(Your instructions): Would you write out, exactly as they stand, all lines from the one containing "Extract the structured" through the end of the listing below, and only those?
- - - - -
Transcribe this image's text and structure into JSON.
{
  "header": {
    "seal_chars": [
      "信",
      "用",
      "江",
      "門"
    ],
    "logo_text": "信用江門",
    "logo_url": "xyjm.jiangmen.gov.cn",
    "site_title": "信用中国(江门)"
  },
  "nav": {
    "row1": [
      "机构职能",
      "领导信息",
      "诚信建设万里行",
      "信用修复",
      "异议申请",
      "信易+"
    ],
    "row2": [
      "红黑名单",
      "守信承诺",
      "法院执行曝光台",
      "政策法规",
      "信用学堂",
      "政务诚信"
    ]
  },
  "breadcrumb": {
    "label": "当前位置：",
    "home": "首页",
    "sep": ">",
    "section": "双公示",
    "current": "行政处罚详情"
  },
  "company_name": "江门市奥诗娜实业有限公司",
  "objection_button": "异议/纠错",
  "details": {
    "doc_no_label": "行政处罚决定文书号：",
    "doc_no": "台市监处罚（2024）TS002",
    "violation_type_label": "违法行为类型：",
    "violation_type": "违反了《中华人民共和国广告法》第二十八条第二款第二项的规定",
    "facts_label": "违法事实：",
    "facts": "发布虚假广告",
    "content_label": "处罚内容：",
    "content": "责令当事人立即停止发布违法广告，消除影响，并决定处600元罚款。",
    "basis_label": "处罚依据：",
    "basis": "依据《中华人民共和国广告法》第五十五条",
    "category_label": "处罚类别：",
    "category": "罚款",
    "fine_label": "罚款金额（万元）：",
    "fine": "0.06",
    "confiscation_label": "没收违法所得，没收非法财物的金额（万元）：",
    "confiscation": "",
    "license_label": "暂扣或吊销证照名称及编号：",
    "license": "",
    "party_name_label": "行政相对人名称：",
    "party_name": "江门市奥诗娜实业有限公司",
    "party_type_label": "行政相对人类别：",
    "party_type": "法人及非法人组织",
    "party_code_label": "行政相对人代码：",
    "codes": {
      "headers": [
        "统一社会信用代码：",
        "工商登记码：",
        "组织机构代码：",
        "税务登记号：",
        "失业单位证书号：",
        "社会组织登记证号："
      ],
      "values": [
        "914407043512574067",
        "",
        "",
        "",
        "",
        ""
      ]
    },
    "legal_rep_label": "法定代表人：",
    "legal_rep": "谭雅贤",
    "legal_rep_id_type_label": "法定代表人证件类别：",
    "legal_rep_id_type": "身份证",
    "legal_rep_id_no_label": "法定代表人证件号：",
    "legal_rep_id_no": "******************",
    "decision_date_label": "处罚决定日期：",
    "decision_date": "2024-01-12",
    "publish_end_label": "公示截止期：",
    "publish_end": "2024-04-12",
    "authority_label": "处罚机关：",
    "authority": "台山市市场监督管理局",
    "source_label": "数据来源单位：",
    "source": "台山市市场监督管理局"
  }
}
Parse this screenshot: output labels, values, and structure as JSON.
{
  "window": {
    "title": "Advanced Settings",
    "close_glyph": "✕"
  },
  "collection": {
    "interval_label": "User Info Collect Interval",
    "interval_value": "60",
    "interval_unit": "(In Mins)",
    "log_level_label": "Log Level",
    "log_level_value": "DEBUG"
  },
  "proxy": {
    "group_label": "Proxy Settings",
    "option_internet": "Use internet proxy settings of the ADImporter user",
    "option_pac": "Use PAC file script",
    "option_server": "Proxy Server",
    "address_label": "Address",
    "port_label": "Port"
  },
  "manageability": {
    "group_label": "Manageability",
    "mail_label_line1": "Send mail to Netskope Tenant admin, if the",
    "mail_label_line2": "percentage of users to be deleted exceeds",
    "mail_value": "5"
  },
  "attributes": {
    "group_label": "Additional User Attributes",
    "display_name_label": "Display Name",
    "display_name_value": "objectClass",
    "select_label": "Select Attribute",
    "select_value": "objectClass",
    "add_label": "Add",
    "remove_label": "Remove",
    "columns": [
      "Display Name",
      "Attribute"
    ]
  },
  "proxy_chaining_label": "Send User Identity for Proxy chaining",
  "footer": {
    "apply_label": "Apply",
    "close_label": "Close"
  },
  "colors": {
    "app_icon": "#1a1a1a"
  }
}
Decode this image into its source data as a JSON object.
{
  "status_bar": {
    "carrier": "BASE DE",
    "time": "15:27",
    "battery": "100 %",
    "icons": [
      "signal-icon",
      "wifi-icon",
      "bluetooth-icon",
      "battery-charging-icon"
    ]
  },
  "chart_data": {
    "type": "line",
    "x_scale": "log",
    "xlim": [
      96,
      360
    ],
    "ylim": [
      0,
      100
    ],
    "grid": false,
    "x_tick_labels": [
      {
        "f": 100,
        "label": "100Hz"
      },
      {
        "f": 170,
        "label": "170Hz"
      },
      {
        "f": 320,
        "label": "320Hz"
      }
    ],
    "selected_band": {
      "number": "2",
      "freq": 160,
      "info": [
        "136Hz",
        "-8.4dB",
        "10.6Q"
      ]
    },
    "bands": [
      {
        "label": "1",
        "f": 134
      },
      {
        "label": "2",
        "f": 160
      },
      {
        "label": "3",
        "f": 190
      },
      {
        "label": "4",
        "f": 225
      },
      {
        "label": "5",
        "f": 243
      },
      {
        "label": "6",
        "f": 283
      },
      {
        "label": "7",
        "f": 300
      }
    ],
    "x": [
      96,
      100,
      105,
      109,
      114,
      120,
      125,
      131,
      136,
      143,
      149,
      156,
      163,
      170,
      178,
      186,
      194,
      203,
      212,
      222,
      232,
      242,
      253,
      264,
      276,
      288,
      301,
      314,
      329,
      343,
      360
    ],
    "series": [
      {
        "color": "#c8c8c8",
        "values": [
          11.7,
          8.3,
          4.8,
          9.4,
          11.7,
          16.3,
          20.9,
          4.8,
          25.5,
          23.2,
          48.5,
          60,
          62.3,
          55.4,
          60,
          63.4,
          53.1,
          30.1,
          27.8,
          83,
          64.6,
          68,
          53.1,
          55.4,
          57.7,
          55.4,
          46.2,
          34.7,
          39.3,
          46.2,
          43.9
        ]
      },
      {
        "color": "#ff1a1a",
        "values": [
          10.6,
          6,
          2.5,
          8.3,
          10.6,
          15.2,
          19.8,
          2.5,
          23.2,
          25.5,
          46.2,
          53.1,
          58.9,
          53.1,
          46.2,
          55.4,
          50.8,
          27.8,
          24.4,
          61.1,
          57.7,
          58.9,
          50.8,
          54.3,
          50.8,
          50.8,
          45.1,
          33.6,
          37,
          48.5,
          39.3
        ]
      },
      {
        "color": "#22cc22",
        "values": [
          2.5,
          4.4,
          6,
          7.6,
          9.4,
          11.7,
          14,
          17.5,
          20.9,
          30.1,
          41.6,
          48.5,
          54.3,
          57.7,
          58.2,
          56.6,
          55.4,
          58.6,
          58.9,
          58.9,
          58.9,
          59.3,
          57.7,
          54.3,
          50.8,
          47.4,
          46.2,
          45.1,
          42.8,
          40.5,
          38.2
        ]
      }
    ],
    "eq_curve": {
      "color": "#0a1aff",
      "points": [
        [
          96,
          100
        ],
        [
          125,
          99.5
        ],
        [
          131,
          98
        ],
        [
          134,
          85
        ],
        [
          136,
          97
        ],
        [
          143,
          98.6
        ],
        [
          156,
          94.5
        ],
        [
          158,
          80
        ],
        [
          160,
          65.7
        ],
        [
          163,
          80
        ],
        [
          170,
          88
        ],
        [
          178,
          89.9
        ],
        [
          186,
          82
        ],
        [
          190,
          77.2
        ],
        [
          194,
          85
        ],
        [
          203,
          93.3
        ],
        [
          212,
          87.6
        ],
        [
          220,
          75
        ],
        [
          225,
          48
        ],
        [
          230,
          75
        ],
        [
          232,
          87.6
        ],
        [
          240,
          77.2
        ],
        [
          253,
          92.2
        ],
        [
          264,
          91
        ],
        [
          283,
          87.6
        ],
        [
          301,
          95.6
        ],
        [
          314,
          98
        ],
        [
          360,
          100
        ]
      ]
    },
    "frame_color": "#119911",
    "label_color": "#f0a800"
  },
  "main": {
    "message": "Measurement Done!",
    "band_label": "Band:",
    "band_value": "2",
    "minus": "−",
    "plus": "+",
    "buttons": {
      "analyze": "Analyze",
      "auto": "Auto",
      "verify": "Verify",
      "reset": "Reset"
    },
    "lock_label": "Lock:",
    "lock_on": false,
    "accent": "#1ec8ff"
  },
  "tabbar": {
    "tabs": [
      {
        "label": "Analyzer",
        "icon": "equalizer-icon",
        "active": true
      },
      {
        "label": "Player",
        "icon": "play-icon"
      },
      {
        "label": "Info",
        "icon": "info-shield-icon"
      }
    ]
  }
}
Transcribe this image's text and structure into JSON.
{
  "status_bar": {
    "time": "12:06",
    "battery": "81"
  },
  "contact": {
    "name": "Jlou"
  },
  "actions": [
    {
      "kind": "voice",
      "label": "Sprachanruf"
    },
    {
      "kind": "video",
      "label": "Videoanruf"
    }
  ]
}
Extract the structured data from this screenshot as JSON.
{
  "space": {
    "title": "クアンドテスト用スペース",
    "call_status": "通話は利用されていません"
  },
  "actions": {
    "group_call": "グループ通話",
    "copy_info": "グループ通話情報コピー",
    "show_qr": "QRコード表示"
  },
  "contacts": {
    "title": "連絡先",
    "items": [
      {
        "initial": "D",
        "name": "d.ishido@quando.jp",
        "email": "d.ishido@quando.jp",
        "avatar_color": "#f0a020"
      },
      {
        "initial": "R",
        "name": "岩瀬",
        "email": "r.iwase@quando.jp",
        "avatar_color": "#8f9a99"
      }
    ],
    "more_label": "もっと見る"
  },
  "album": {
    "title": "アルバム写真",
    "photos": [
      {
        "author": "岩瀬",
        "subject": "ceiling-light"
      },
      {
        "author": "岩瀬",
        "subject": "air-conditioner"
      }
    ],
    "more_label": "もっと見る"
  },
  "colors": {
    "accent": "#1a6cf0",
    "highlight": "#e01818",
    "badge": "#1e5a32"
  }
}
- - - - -
(Reply):
Extract the structured data from this screenshot as JSON.
{
  "space": {
    "title": "クアンドテスト用スペース",
    "call_status": "通話は利用されていません"
  },
  "actions": {
    "group_call": "グループ通話",
    "copy_info": "グループ通話情報コピー",
    "show_qr": "QRコード表示"
  },
  "contacts": {
    "title": "連絡先",
    "items": [
      {
        "initial": "D",
        "name": "d.ishido@quando.jp",
        "email": "d.ishido@quando.jp",
        "avatar_color": "#f0a020"
      },
      {
        "initial": "R",
        "name": "岩瀬",
        "email": "r.iwase@quando.jp",
        "avatar_color": "#8f9a99"
      }
    ],
    "more_label": "もっと見る"
  },
  "album": {
    "title": "アルバム写真",
    "photos": [
      {
        "author": "岩瀬",
        "subject": "ceiling-light"
      },
      {
        "author": "岩瀬",
        "subject": "air-conditioner"
      }
    ],
    "more_label": "もっと見る"
  },
  "colors": {
    "accent": "#1a6cf0",
    "highlight": "#e01818",
    "badge": "#1e5a32"
  }
}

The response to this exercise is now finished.